Stalking is a very real problem for at least 3.4 million Americans every year. Until recently, the news spotlighted celebrity cases. But the majority of stalking victims are not public figures. They’re ordinary people like you and me.

Legal Definition of Stalking

Most statutes define stalking as the willful, malicious and repeated following and harassing of another person. In addition to a pattern of conduct, many state laws mandate that an imminent, credible threat of violence be made against the victim for the activity to be considered stalking.

Threat of Violence

While many stalkers don’t attack, the threat of violence is usually inferred. A threat doesn’t require words. A hand that’s pointed at you in the shape of a gun conveys a message that’s loud and clear, especially if it follows ominous correspondence or telephone calls. A bouquet of black roses delivered to your door, a dead animal received in the mail, or a photograph with your image crossed out can also communicate the same sentiment.

Stalking’s Emotional Toll

Even those victims who aren’t physically harmed suffer tremendously in terms of fear, anxiety and the disruption of their daily lives. Unfortunately, victims simply don’t know what to do when confronted with being stalked. Neither does law enforcement nor the judicial system. Why? Because in many cases, stalkers successfully terrorize their victims without ever breaking the law.

Power and Control

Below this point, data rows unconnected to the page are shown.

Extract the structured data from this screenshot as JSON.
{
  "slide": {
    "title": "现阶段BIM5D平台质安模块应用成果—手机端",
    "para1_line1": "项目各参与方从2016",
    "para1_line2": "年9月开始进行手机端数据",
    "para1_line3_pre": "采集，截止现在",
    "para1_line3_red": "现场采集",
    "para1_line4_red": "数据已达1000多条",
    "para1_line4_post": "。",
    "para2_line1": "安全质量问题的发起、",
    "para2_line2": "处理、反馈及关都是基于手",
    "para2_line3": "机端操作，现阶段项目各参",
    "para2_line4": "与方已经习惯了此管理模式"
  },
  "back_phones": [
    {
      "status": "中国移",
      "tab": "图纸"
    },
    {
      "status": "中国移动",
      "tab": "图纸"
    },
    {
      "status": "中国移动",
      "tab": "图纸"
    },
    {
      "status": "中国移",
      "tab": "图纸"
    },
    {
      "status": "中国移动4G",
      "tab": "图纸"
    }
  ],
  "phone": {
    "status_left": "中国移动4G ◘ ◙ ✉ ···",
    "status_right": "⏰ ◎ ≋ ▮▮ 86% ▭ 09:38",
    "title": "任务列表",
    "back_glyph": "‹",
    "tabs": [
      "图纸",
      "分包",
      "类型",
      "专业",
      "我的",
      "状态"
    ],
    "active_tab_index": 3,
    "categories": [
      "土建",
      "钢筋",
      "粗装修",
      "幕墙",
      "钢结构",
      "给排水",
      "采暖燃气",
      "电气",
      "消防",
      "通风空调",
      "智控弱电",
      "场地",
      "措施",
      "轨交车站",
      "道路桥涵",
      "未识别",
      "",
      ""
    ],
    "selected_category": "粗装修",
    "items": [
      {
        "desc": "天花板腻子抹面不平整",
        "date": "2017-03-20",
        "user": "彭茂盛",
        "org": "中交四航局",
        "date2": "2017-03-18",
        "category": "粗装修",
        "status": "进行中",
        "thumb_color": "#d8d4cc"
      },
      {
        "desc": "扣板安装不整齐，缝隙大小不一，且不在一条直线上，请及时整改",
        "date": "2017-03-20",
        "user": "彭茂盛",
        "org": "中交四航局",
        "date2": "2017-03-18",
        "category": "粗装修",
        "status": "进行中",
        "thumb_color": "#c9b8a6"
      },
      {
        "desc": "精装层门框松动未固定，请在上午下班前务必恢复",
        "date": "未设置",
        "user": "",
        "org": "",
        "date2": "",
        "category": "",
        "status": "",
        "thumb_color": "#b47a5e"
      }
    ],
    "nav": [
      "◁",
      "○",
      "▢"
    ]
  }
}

While there are different kinds of stalking, invariably the stalker tries to establish a cult dynamic of one. It’s a power and control trip through which the stalker tries to distort the victim’s sense of reality. In many ways, stalking is like a rape that goes on and on.